Tributes have been pouring in for internationally renown academic, Professor Ali Mazrui. He was household name in Kenya and his intellectual contributions played a major role in shaping African political scholarship. He passed away on Sunday night in the US after an illness. He was 81, and survived by a wife and six children. Muslims for Human Rights (Muhuri) chairperson Mr Khelef Khalifa said the body of Prof. Mazrui would be flown to Kenya for burial.
Mazrui authored over 30 books and hundreds of essays, influencing ideas about Africa among scholars and members of the general public alike. He became a well-known figure outside of academia in 1986, when he wrote and hosted the nine-part television series The Africans: A Triple Heritage, broadcast in England on the BBC and in the United States on PBS. The show’s subtitle refers to the three legacies– Islamic, indigenous, and Western–that have been most apparent in the formation of modern African identity. The accompanying book of the same title became a best seller. Colonial and American conservatives condemned the series for what they perceived as an anti-Western bias. Mazrui was implicit in his view that colonialisation and the West shared the blame for Africa’s ills. He insisted that part of the intent of The Africans was to restore balance to the overwhelmingly pro-Western coverage of African matters generally seen in America, by presenting a purely African perspective.

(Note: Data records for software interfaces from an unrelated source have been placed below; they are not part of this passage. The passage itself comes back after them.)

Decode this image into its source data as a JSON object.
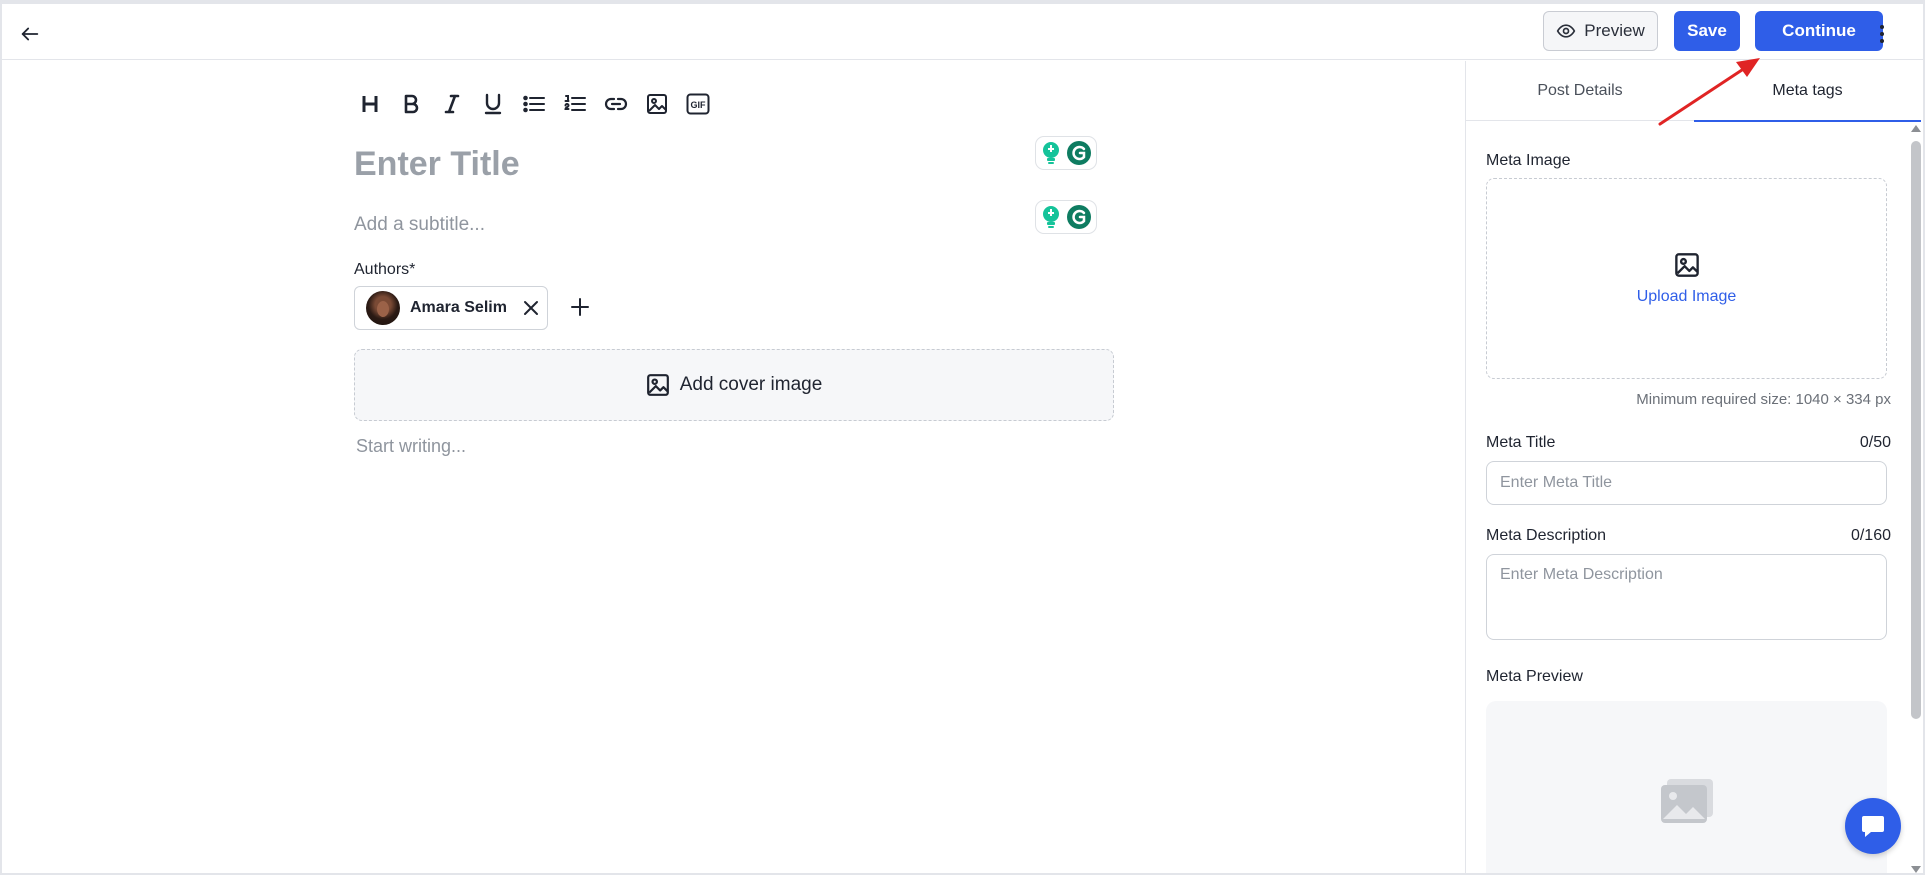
{
  "header": {
    "preview_label": "Preview",
    "save_label": "Save",
    "continue_label": "Continue",
    "accent_color": "#2f5ee8"
  },
  "icons": {
    "back": "arrow-left-icon",
    "preview": "eye-icon",
    "more": "kebab-vertical-icon",
    "toolbar": [
      "heading-icon",
      "bold-icon",
      "italic-icon",
      "underline-icon",
      "bullet-list-icon",
      "numbered-list-icon",
      "link-icon",
      "image-icon",
      "gif-icon"
    ]
  },
  "editor": {
    "title_placeholder": "Enter Title",
    "subtitle_placeholder": "Add a subtitle...",
    "authors_label": "Authors*",
    "authors": [
      {
        "name": "Amara Selim"
      }
    ],
    "cover_label": "Add cover image",
    "body_placeholder": "Start writing..."
  },
  "sidebar": {
    "tabs": [
      {
        "label": "Post Details"
      },
      {
        "label": "Meta tags",
        "active": true
      }
    ],
    "meta_image_label": "Meta Image",
    "upload_label": "Upload Image",
    "min_size_text": "Minimum required size: 1040 × 334 px",
    "meta_title_label": "Meta Title",
    "meta_title_count": "0/50",
    "meta_title_placeholder": "Enter Meta Title",
    "meta_desc_label": "Meta Description",
    "meta_desc_count": "0/160",
    "meta_desc_placeholder": "Enter Meta Description",
    "meta_preview_label": "Meta Preview"
  }
}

Pan-African and anti-colonialist views became ongoing themes in Mazrui’s writings over the years. In 1971, a military coup brought Idi Amin to power in Uganda. For a while, Mazrui was one of Amin’s favourite intellectuals. Within a year, however, he was forced to go into exile.
Tanzania's Deputy Minister of Communication, Science and Technology, January Makamba, paid tribute saying Mr Mazrui "taught me to appreciate and value Africa's complex identity and multiple heritages".
Speaking on Sabahul Muslim this morning, Moulana Ashraf Dockrat recalled Prof. Mazrui’s anti-drone talk at the University of Pretoria. He believed drones were not just a method of destruction, but to an extent imposed an American world-view on they people they bombed. Moulana Ashraf deferred to Abdus Samad Bemath of Lenasia for further reference on Professor Mazrui’s works and achievements.